Front-line: The future of cancer told by the next generation
- Medical and Dental Sciences, Research
Discover how the next generation of cancer scientists are shining a new light on our oldest enemy, and how the future vision of healthcare is becoming a modern-day reality. Speakers include junior research scientists in genetics, immunotherapy and radiation therapy, as well as patients sharing their experiences with cancer, and what inspired them to become involved in engaging with others.
Join us for this free event to hear fascinating talks and ask your questions. The Thinktank lecture theatre is located on Level 2 of Millennium Point. Entrance for the evening will be to the left of the main Thinktank museum entrance doors (note the museum will be closed).
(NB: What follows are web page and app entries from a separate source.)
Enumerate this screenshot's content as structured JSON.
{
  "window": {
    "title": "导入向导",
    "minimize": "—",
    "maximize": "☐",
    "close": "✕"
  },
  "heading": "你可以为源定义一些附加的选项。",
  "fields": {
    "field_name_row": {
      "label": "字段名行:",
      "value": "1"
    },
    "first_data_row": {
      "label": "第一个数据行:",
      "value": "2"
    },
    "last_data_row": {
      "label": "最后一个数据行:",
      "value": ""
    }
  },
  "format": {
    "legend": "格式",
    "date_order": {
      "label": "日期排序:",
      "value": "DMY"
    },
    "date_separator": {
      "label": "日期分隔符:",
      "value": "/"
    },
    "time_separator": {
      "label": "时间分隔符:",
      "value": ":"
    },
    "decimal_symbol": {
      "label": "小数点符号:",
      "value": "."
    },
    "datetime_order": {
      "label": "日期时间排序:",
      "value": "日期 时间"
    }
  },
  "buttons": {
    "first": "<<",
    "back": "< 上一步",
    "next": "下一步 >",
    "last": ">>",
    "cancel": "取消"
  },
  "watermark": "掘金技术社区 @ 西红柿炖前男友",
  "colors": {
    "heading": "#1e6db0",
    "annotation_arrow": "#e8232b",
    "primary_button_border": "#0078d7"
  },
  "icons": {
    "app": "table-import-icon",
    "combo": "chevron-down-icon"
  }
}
This event is free to attend, but donations to Cancer Research UK would be welcome on the night. Places are limited and allocated on a first-come, first-served basis.
- Arrivals from 18:30 to take seats in the lecture theatre
- Talks from 19:00 to 20:30
- Event concludes at 20:30
Agata Stodolna: Organoids in Bowel Cancer
Bowel cancer is the fourth most common cancer in the world and yet, despite therapeutic improvements over the last two decades, survival still sits below 60% in the UK. University of Birmingham researcher Agata Stodolna introduces the challenges of developing novel therapies, and how new genetic editing techniques are already bringing us closer to improved outcomes for patients.
Dr Oliver Pickles: The Evolution of Chemotherapy
Scientific advances have brought new treatments into the clinic for cancer patients. Oncologist and Cancer Research UK researcher Oliver Pickles aims to track the evolution of cancer therapy, from traditional chemotherapy, through to targeted therapy – so called 'Magic Bullets' – and the emergence of immunotherapy.
Matthew Ward: The Physics that's Fighting Cancer
Radiotherapy is one of the most effective and efficient methods for cancer treatment in 21st century medicine, yet it struggles with its reputation within society. Physicist Matthew Ward highlights this issue, the misconceptions that surround it, and how technological advancements are already offering new-found hope for many patients.